■ Directions
Each line with the word "title" must appear in the answer, copied from the records.

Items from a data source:
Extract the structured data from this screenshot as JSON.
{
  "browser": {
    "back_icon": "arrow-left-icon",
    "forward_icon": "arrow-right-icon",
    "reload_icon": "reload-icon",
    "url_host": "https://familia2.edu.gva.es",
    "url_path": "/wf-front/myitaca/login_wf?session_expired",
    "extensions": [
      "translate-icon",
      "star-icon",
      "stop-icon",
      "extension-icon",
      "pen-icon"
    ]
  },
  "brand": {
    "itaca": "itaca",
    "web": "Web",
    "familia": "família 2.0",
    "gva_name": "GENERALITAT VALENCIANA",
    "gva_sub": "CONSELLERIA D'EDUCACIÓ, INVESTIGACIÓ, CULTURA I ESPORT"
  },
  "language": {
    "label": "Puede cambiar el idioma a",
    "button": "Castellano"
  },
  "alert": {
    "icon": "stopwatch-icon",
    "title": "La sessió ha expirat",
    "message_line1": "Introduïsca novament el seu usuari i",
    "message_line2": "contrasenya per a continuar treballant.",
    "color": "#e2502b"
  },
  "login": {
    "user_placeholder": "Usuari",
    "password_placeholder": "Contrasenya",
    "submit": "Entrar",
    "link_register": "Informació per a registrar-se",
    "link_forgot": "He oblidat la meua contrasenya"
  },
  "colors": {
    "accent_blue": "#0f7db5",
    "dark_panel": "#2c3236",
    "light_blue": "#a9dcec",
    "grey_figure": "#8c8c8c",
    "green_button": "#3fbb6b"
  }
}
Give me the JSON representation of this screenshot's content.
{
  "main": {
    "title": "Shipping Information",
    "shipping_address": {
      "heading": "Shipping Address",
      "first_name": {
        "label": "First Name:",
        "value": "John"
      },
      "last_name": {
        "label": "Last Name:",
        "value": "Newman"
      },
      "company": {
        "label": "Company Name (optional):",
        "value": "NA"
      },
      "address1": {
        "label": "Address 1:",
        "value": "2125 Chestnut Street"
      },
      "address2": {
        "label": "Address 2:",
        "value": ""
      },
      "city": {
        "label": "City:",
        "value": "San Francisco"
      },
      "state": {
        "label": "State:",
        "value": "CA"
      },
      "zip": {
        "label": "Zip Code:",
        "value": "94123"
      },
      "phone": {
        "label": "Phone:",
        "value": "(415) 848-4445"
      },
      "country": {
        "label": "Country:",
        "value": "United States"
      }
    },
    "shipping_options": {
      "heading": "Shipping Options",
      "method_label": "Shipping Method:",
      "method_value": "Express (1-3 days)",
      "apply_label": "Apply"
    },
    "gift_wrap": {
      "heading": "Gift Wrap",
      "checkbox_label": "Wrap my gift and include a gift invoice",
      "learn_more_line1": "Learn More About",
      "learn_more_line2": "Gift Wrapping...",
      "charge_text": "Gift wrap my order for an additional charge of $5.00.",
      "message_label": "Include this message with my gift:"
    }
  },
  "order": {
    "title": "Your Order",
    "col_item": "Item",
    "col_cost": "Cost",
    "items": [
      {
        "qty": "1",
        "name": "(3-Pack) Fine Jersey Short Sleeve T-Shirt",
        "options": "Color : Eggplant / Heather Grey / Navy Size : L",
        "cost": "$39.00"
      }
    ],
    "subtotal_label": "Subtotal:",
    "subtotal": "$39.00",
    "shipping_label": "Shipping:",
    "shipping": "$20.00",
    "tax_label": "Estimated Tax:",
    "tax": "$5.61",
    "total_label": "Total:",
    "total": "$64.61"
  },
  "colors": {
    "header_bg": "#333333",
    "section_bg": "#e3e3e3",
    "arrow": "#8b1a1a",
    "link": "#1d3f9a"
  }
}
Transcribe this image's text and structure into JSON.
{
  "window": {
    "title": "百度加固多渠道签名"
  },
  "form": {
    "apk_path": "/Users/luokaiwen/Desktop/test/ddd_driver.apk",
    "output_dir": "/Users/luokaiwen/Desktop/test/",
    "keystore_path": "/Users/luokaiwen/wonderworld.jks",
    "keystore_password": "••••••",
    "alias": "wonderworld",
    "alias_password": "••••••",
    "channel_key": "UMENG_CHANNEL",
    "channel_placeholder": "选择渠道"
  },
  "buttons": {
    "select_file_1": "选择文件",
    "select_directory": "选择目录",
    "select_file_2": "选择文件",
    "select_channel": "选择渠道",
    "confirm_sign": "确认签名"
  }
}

■ Problem solution
    "title": "La sessió ha expirat",
    "title": "Shipping Information",
    "title": "Your Order",
    "title": "百度加固多渠道签名"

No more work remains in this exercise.